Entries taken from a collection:
======

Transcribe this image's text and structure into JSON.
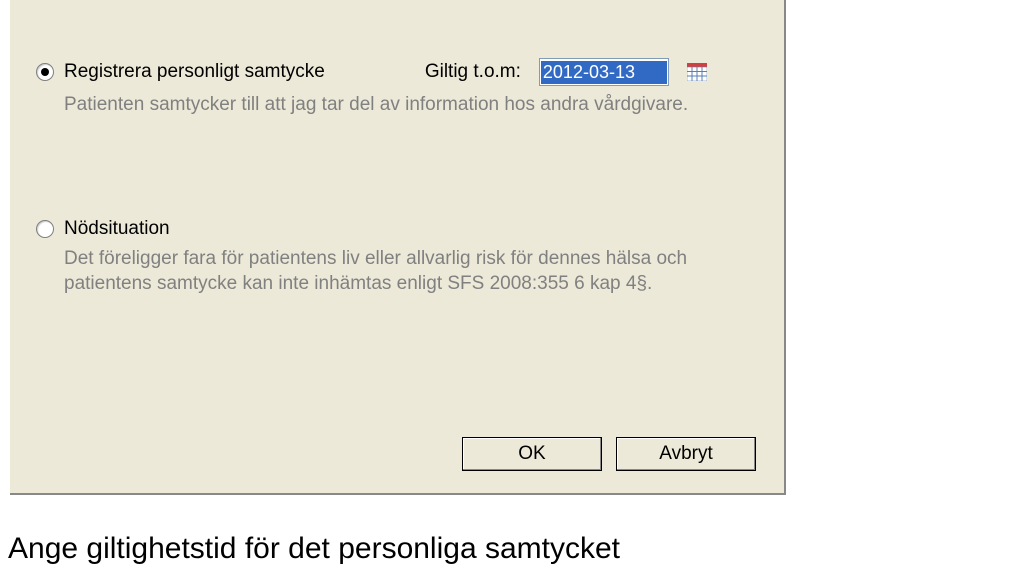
{
  "option1": {
    "label": "Registrera personligt samtycke",
    "desc": "Patienten samtycker till att jag tar del av information hos andra vårdgivare.",
    "valid_label": "Giltig t.o.m:",
    "date_value": "2012-03-13"
  },
  "option2": {
    "label": "Nödsituation",
    "desc": "Det föreligger fara för patientens liv eller allvarlig risk för dennes hälsa och patientens samtycke kan inte inhämtas enligt SFS 2008:355 6 kap 4§."
  },
  "buttons": {
    "ok": "OK",
    "cancel": "Avbryt"
  },
  "caption": "Ange giltighetstid för det personliga samtycket"
}
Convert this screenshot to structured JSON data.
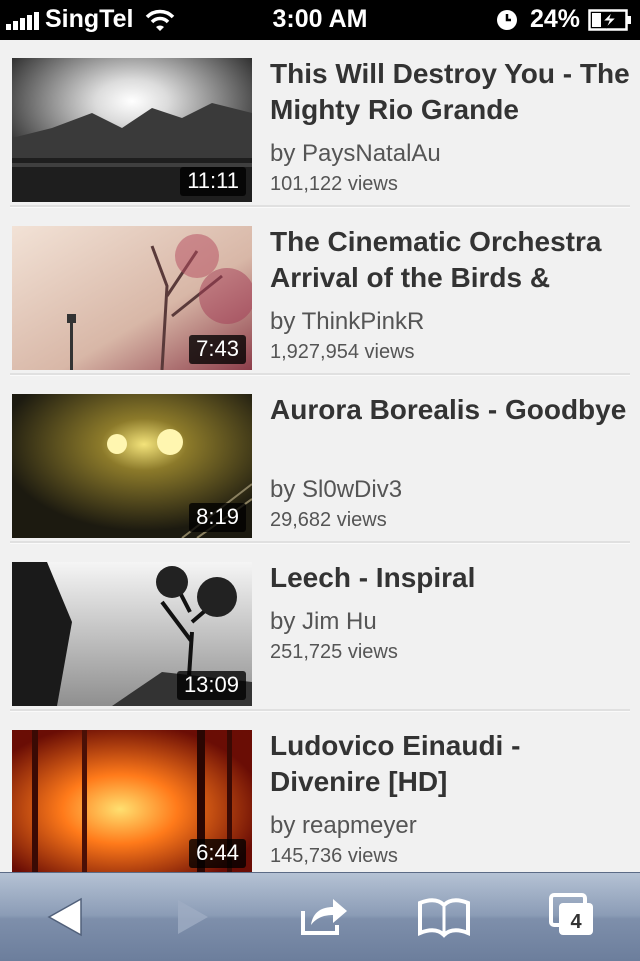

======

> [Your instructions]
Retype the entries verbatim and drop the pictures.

> [Task result]
Transcribe this image's text and structure into JSON.
{
  "option1": {
    "label": "Registrera personligt samtycke",
    "desc": "Patienten samtycker till att jag tar del av information hos andra vårdgivare.",
    "valid_label": "Giltig t.o.m:",
    "date_value": "2012-03-13"
  },
  "option2": {
    "label": "Nödsituation",
    "desc": "Det föreligger fara för patientens liv eller allvarlig risk för dennes hälsa och patientens samtycke kan inte inhämtas enligt SFS 2008:355 6 kap 4§."
  },
  "buttons": {
    "ok": "OK",
    "cancel": "Avbryt"
  },
  "caption": "Ange giltighetstid för det personliga samtycket"
}
Convert this screenshot to structured JSON data.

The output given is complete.